_EXERCISE DIRECTIONS_
Drop all images and give the records again exactly.

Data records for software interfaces
============

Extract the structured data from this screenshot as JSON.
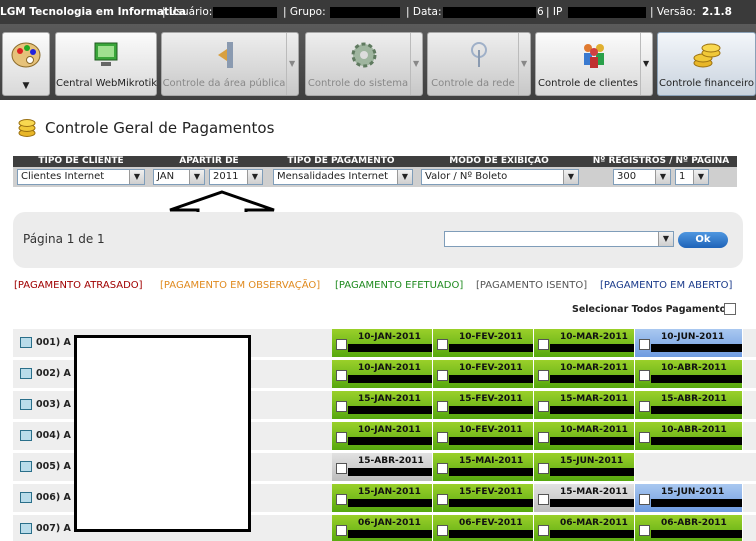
{
  "topbar": {
    "company": "LGM Tecnologia em Informatica",
    "user_label": "| Usuário:",
    "group_label": "| Grupo:",
    "date_label": "| Data:",
    "date_tail": "6",
    "ip_label": "| IP",
    "version_label": "| Versão:",
    "version": "2.1.8"
  },
  "toolbar": {
    "items": [
      {
        "label": "",
        "icon": "palette-icon"
      },
      {
        "label": "Central WebMikrotik",
        "icon": "monitor-icon"
      },
      {
        "label": "Controle da área pública",
        "icon": "public-area-icon"
      },
      {
        "label": "Controle do sistema",
        "icon": "gear-icon"
      },
      {
        "label": "Controle da rede",
        "icon": "antenna-icon"
      },
      {
        "label": "Controle de clientes",
        "icon": "users-icon"
      },
      {
        "label": "Controle financeiro",
        "icon": "coins-icon"
      }
    ]
  },
  "page": {
    "title": "Controle Geral de Pagamentos"
  },
  "filters": {
    "client_type": {
      "header": "TIPO DE CLIENTE",
      "value": "Clientes Internet"
    },
    "from": {
      "header": "APARTIR DE",
      "month": "JAN",
      "year": "2011"
    },
    "payment_type": {
      "header": "TIPO DE PAGAMENTO",
      "value": "Mensalidades Internet"
    },
    "display_mode": {
      "header": "MODO DE EXIBIÇÃO",
      "value": "Valor / Nº Boleto"
    },
    "records": {
      "header": "Nº REGISTROS / Nº PÁGINA",
      "per_page": "300",
      "page": "1"
    }
  },
  "pager": {
    "text": "Página 1 de 1",
    "ok_label": "Ok"
  },
  "legend": {
    "late": "[PAGAMENTO ATRASADO]",
    "observation": "[PAGAMENTO EM OBSERVAÇÃO]",
    "done": "[PAGAMENTO EFETUADO]",
    "exempt": "[PAGAMENTO ISENTO]",
    "open": "[PAGAMENTO EM ABERTO]"
  },
  "select_all_label": "Selecionar Todos Pagamentos",
  "colors": {
    "late": "#a00000",
    "observation": "#e08a1e",
    "done": "#1f8a1f",
    "exempt": "#555555",
    "open": "#1a3a8a"
  },
  "rows": [
    {
      "num": "001)",
      "letter": "A",
      "payments": [
        [
          "10-JAN-2011",
          "green"
        ],
        [
          "10-FEV-2011",
          "green"
        ],
        [
          "10-MAR-2011",
          "green"
        ],
        [
          "10-JUN-2011",
          "blue"
        ]
      ]
    },
    {
      "num": "002)",
      "letter": "A",
      "payments": [
        [
          "10-JAN-2011",
          "green"
        ],
        [
          "10-FEV-2011",
          "green"
        ],
        [
          "10-MAR-2011",
          "green"
        ],
        [
          "10-ABR-2011",
          "green"
        ]
      ]
    },
    {
      "num": "003)",
      "letter": "A",
      "payments": [
        [
          "15-JAN-2011",
          "green"
        ],
        [
          "15-FEV-2011",
          "green"
        ],
        [
          "15-MAR-2011",
          "green"
        ],
        [
          "15-ABR-2011",
          "green"
        ]
      ]
    },
    {
      "num": "004)",
      "letter": "A",
      "payments": [
        [
          "10-JAN-2011",
          "green"
        ],
        [
          "10-FEV-2011",
          "green"
        ],
        [
          "10-MAR-2011",
          "green"
        ],
        [
          "10-ABR-2011",
          "green"
        ]
      ]
    },
    {
      "num": "005)",
      "letter": "A",
      "payments": [
        [
          "15-ABR-2011",
          "gray"
        ],
        [
          "15-MAI-2011",
          "green"
        ],
        [
          "15-JUN-2011",
          "green"
        ]
      ]
    },
    {
      "num": "006)",
      "letter": "A",
      "payments": [
        [
          "15-JAN-2011",
          "green"
        ],
        [
          "15-FEV-2011",
          "green"
        ],
        [
          "15-MAR-2011",
          "gray"
        ],
        [
          "15-JUN-2011",
          "blue"
        ]
      ]
    },
    {
      "num": "007)",
      "letter": "A",
      "payments": [
        [
          "06-JAN-2011",
          "green"
        ],
        [
          "06-FEV-2011",
          "green"
        ],
        [
          "06-MAR-2011",
          "green"
        ],
        [
          "06-ABR-2011",
          "green"
        ]
      ]
    }
  ]
}
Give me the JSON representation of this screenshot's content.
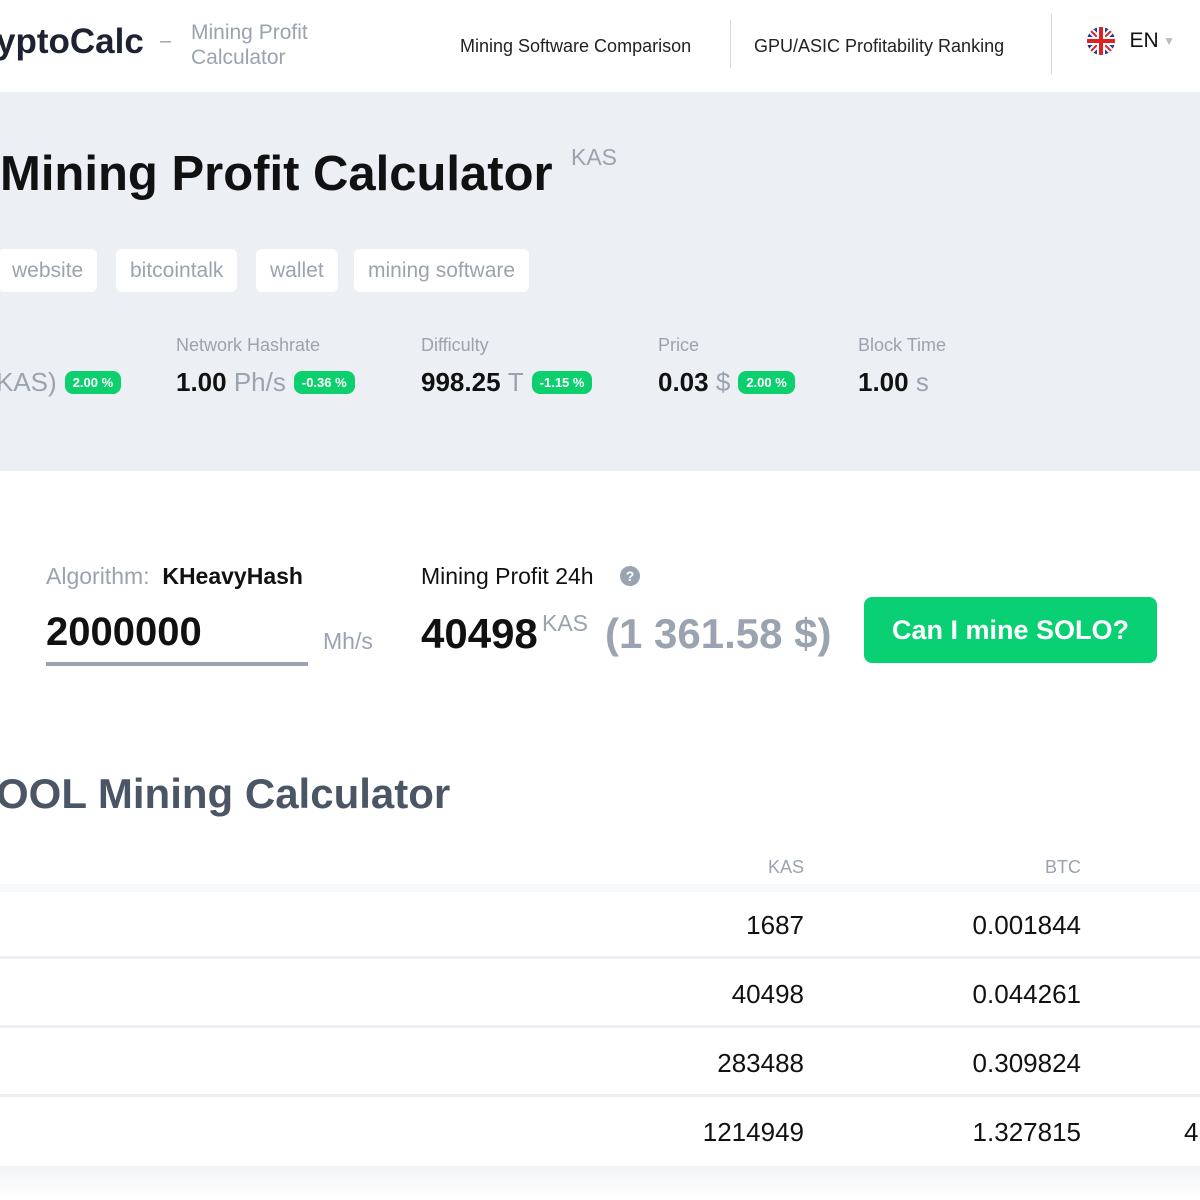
{
  "header": {
    "logo": "yptoCalc",
    "dash": "–",
    "subtitle": "Mining Profit Calculator",
    "nav": [
      "Mining Software Comparison",
      "GPU/ASIC Profitability Ranking"
    ],
    "lang": "EN"
  },
  "hero": {
    "title": "Mining Profit Calculator",
    "coin": "KAS",
    "tags": [
      "website",
      "bitcointalk",
      "wallet",
      "mining software"
    ],
    "stats": [
      {
        "label": "",
        "value": "",
        "unit": "KAS)",
        "change": "2.00 %"
      },
      {
        "label": "Network Hashrate",
        "value": "1.00",
        "unit": "Ph/s",
        "change": "-0.36 %"
      },
      {
        "label": "Difficulty",
        "value": "998.25",
        "unit": "T",
        "change": "-1.15 %"
      },
      {
        "label": "Price",
        "value": "0.03",
        "unit": "$",
        "change": "2.00 %"
      },
      {
        "label": "Block Time",
        "value": "1.00",
        "unit": "s",
        "change": ""
      }
    ]
  },
  "calc": {
    "algo_label": "Algorithm:",
    "algo": "KHeavyHash",
    "hashrate": "2000000",
    "hash_unit": "Mh/s",
    "profit_label": "Mining Profit 24h",
    "profit": "40498",
    "profit_coin": "KAS",
    "profit_usd": "(1 361.58 $)",
    "solo_button": "Can I mine SOLO?"
  },
  "pool": {
    "title": "OOL Mining Calculator",
    "columns": [
      "KAS",
      "BTC"
    ],
    "rows": [
      [
        "1687",
        "0.001844",
        ""
      ],
      [
        "40498",
        "0.044261",
        ""
      ],
      [
        "283488",
        "0.309824",
        ""
      ],
      [
        "1214949",
        "1.327815",
        "4"
      ]
    ]
  },
  "colors": {
    "accent": "#08d073",
    "hero_bg": "#eceff3"
  }
}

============

_EXERCISE OUTPUT_
Extract the structured data from this screenshot as JSON.
{
  "topbar": {
    "company": "LGM Tecnologia em Informatica",
    "user_label": "| Usuário:",
    "group_label": "| Grupo:",
    "date_label": "| Data:",
    "date_tail": "6",
    "ip_label": "| IP",
    "version_label": "| Versão:",
    "version": "2.1.8"
  },
  "toolbar": {
    "items": [
      {
        "label": "",
        "icon": "palette-icon"
      },
      {
        "label": "Central WebMikrotik",
        "icon": "monitor-icon"
      },
      {
        "label": "Controle da área pública",
        "icon": "public-area-icon"
      },
      {
        "label": "Controle do sistema",
        "icon": "gear-icon"
      },
      {
        "label": "Controle da rede",
        "icon": "antenna-icon"
      },
      {
        "label": "Controle de clientes",
        "icon": "users-icon"
      },
      {
        "label": "Controle financeiro",
        "icon": "coins-icon"
      }
    ]
  },
  "page": {
    "title": "Controle Geral de Pagamentos"
  },
  "filters": {
    "client_type": {
      "header": "TIPO DE CLIENTE",
      "value": "Clientes Internet"
    },
    "from": {
      "header": "APARTIR DE",
      "month": "JAN",
      "year": "2011"
    },
    "payment_type": {
      "header": "TIPO DE PAGAMENTO",
      "value": "Mensalidades Internet"
    },
    "display_mode": {
      "header": "MODO DE EXIBIÇÃO",
      "value": "Valor / Nº Boleto"
    },
    "records": {
      "header": "Nº REGISTROS / Nº PÁGINA",
      "per_page": "300",
      "page": "1"
    }
  },
  "pager": {
    "text": "Página 1 de 1",
    "ok_label": "Ok"
  },
  "legend": {
    "late": "[PAGAMENTO ATRASADO]",
    "observation": "[PAGAMENTO EM OBSERVAÇÃO]",
    "done": "[PAGAMENTO EFETUADO]",
    "exempt": "[PAGAMENTO ISENTO]",
    "open": "[PAGAMENTO EM ABERTO]"
  },
  "select_all_label": "Selecionar Todos Pagamentos",
  "colors": {
    "late": "#a00000",
    "observation": "#e08a1e",
    "done": "#1f8a1f",
    "exempt": "#555555",
    "open": "#1a3a8a"
  },
  "rows": [
    {
      "num": "001)",
      "letter": "A",
      "payments": [
        [
          "10-JAN-2011",
          "green"
        ],
        [
          "10-FEV-2011",
          "green"
        ],
        [
          "10-MAR-2011",
          "green"
        ],
        [
          "10-JUN-2011",
          "blue"
        ]
      ]
    },
    {
      "num": "002)",
      "letter": "A",
      "payments": [
        [
          "10-JAN-2011",
          "green"
        ],
        [
          "10-FEV-2011",
          "green"
        ],
        [
          "10-MAR-2011",
          "green"
        ],
        [
          "10-ABR-2011",
          "green"
        ]
      ]
    },
    {
      "num": "003)",
      "letter": "A",
      "payments": [
        [
          "15-JAN-2011",
          "green"
        ],
        [
          "15-FEV-2011",
          "green"
        ],
        [
          "15-MAR-2011",
          "green"
        ],
        [
          "15-ABR-2011",
          "green"
        ]
      ]
    },
    {
      "num": "004)",
      "letter": "A",
      "payments": [
        [
          "10-JAN-2011",
          "green"
        ],
        [
          "10-FEV-2011",
          "green"
        ],
        [
          "10-MAR-2011",
          "green"
        ],
        [
          "10-ABR-2011",
          "green"
        ]
      ]
    },
    {
      "num": "005)",
      "letter": "A",
      "payments": [
        [
          "15-ABR-2011",
          "gray"
        ],
        [
          "15-MAI-2011",
          "green"
        ],
        [
          "15-JUN-2011",
          "green"
        ]
      ]
    },
    {
      "num": "006)",
      "letter": "A",
      "payments": [
        [
          "15-JAN-2011",
          "green"
        ],
        [
          "15-FEV-2011",
          "green"
        ],
        [
          "15-MAR-2011",
          "gray"
        ],
        [
          "15-JUN-2011",
          "blue"
        ]
      ]
    },
    {
      "num": "007)",
      "letter": "A",
      "payments": [
        [
          "06-JAN-2011",
          "green"
        ],
        [
          "06-FEV-2011",
          "green"
        ],
        [
          "06-MAR-2011",
          "green"
        ],
        [
          "06-ABR-2011",
          "green"
        ]
      ]
    }
  ]
}
Give me the JSON representation of this screenshot's content.
{
  "header": {
    "logo": "yptoCalc",
    "dash": "–",
    "subtitle": "Mining Profit Calculator",
    "nav": [
      "Mining Software Comparison",
      "GPU/ASIC Profitability Ranking"
    ],
    "lang": "EN"
  },
  "hero": {
    "title": "Mining Profit Calculator",
    "coin": "KAS",
    "tags": [
      "website",
      "bitcointalk",
      "wallet",
      "mining software"
    ],
    "stats": [
      {
        "label": "",
        "value": "",
        "unit": "KAS)",
        "change": "2.00 %"
      },
      {
        "label": "Network Hashrate",
        "value": "1.00",
        "unit": "Ph/s",
        "change": "-0.36 %"
      },
      {
        "label": "Difficulty",
        "value": "998.25",
        "unit": "T",
        "change": "-1.15 %"
      },
      {
        "label": "Price",
        "value": "0.03",
        "unit": "$",
        "change": "2.00 %"
      },
      {
        "label": "Block Time",
        "value": "1.00",
        "unit": "s",
        "change": ""
      }
    ]
  },
  "calc": {
    "algo_label": "Algorithm:",
    "algo": "KHeavyHash",
    "hashrate": "2000000",
    "hash_unit": "Mh/s",
    "profit_label": "Mining Profit 24h",
    "profit": "40498",
    "profit_coin": "KAS",
    "profit_usd": "(1 361.58 $)",
    "solo_button": "Can I mine SOLO?"
  },
  "pool": {
    "title": "OOL Mining Calculator",
    "columns": [
      "KAS",
      "BTC"
    ],
    "rows": [
      [
        "1687",
        "0.001844",
        ""
      ],
      [
        "40498",
        "0.044261",
        ""
      ],
      [
        "283488",
        "0.309824",
        ""
      ],
      [
        "1214949",
        "1.327815",
        "4"
      ]
    ]
  },
  "colors": {
    "accent": "#08d073",
    "hero_bg": "#eceff3"
  }
}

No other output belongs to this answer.